The green Masters folding fabric chairs ($35) were flying out pretty fast, too, as patrons can take those and stake out popular spots around the course to sit for multiple days. And it must have been really challenging to keep the Masters umbrellas ($45) in stock, given the dire forecast for this afternoon and Saturday

Plastic bags seen with Masters merch inside

(Image credit: Getty Images)

There was also a stuffed Masters Easter Bunny (sold on years that the Masters ends on Easter). And there was even a $40 two-pack of Peter Millar Masters boxers. "Those are incredibly comfortable," one patron told Golf Monthly. Unfortunately, however, his plan to buy more was thwarted since they were out of his size. 

The most expensive item in the shop was the pack of commemorative silver and gold coins celebrating Arnold Palmer's victories here in 1958, '60, '62, and '64 (apparently the King didn't like odd numbers at Augusta). They were down to the last set, which costs $750. I left them for someone else. 

The long golf shop line at The Masters

(Image credit: Getty Images)

In the end, I didn't buy too much, having been here a few times before, but I did get more than I planned. One of the items I didn't have on my shopping list but bought anyway was a FootJoy Masters Cabretta leather golf glove ($25). I'll only wear it if I get a chance to play the course. (Keeping my fingers crossed for the media lottery.)

Paying was the easiest part. It seemed like there were as many registers as there were customers. I asked if there was an AARP discount. One of the young ladies checking me out said, "Yes, zero percent. But we only do that for special customers."

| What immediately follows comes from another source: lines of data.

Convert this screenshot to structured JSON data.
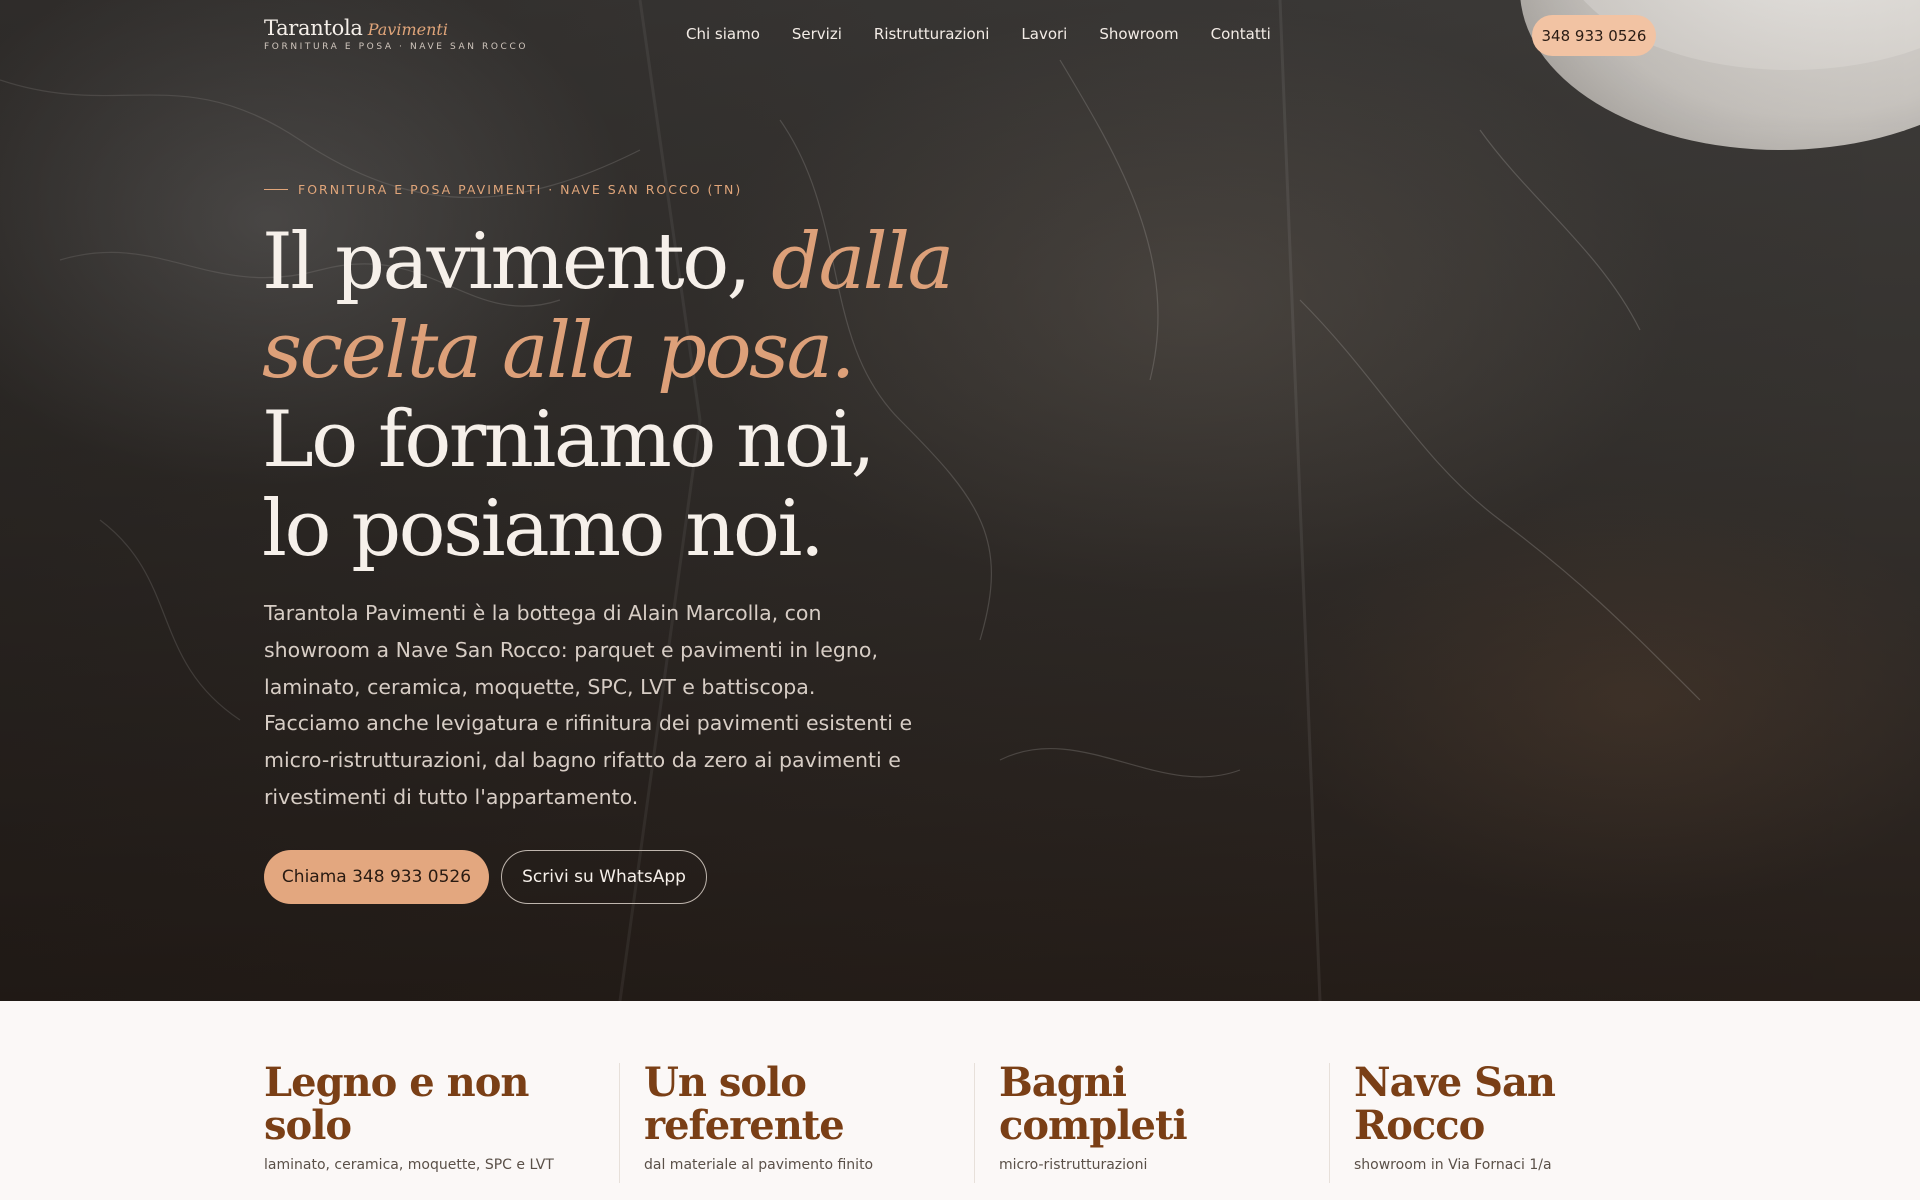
{
  "brand": {
    "name": "Tarantola",
    "accent": "Pavimenti",
    "tagline": "FORNITURA E POSA · NAVE SAN ROCCO"
  },
  "nav": {
    "items": [
      "Chi siamo",
      "Servizi",
      "Ristrutturazioni",
      "Lavori",
      "Showroom",
      "Contatti"
    ],
    "phone": "348 933 0526"
  },
  "hero": {
    "eyebrow": "FORNITURA E POSA PAVIMENTI · NAVE SAN ROCCO (TN)",
    "headline_lead": "Il pavimento, ",
    "headline_accent": "dalla scelta alla posa.",
    "headline_tail": "Lo forniamo noi, lo posiamo noi.",
    "description": "Tarantola Pavimenti è la bottega di Alain Marcolla, con showroom a Nave San Rocco: parquet e pavimenti in legno, laminato, ceramica, moquette, SPC, LVT e battiscopa. Facciamo anche levigatura e rifinitura dei pavimenti esistenti e micro-ristrutturazioni, dal bagno rifatto da zero ai pavimenti e rivestimenti di tutto l'appartamento.",
    "cta_call": "Chiama 348 933 0526",
    "cta_whatsapp": "Scrivi su WhatsApp"
  },
  "stats": [
    {
      "title": "Legno e non solo",
      "subtitle": "laminato, ceramica, moquette, SPC e LVT"
    },
    {
      "title": "Un solo referente",
      "subtitle": "dal materiale al pavimento finito"
    },
    {
      "title": "Bagni completi",
      "subtitle": "micro-ristrutturazioni"
    },
    {
      "title": "Nave San Rocco",
      "subtitle": "showroom in Via Fornaci 1/a"
    }
  ],
  "colors": {
    "accent": "#e0a57a",
    "button": "#e3a77f",
    "pill": "#f2c3a3",
    "stat_title": "#7a3f16"
  }
}
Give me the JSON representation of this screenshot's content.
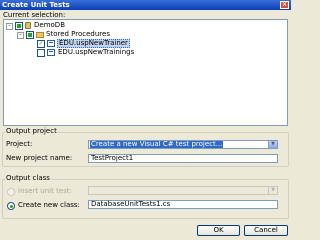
{
  "window": {
    "title": "Create Unit Tests",
    "close_glyph": "×"
  },
  "current_selection": {
    "label": "Current selection:",
    "tree": [
      {
        "text": "DemoDB",
        "expander": "-",
        "checked": "partial",
        "icon": "database-icon"
      },
      {
        "text": "Stored Procedures",
        "expander": "-",
        "checked": "partial",
        "icon": "folder-icon"
      },
      {
        "text": "EDU.uspNewTrainer",
        "checked": "checked",
        "check_glyph": "✓",
        "icon": "stored-procedure-icon",
        "selected": true
      },
      {
        "text": "EDU.uspNewTrainings",
        "checked": "unchecked",
        "icon": "stored-procedure-icon"
      }
    ]
  },
  "output_project": {
    "group_title": "Output project",
    "project_label": "Project:",
    "project_value": "Create a new Visual C# test project...",
    "dropdown_glyph": "▼",
    "new_project_label": "New project name:",
    "new_project_value": "TestProject1"
  },
  "output_class": {
    "group_title": "Output class",
    "insert_label": "Insert unit test:",
    "insert_value": "",
    "create_label": "Create new class:",
    "create_value": "DatabaseUnitTests1.cs",
    "selected_option": "create"
  },
  "buttons": {
    "ok": "OK",
    "cancel": "Cancel"
  },
  "colors": {
    "titlebar": "#0a3fb4",
    "dialog_bg": "#ece9d8",
    "selection": "#316ac5",
    "check": "#21a121"
  }
}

Then she gave me the total and told me it included the discount. A special feeling at the Masters indeed.

Mike Bailey
Contributing writer

Mike has worked in the golf industry for nearly 30 years with full-time staff positions at publications and websites that include PGA Magazine, the Golfweek Group, and GolfChannel.com. He is currently writing for several different sites and magazines and serves as a contributing equipment writer for Golf Monthly, focusing on irons, shoes and the occasional training aid or piece of technical equipment. 

Mike has experienced a number of highlights in his career, including covering several Ryder Cups, PGA Championships and the Masters, writing instruction pieces and documenting the best places for golf travel for more than a decade.

Mike carries a 7.6 handicap index and has two hole-in-ones, the most recent coming in February 2022. A resident of Texas for more than 40 years, Mike plays out of Memorial Park Golf Course (home of the Houston Open on the PGA Tour).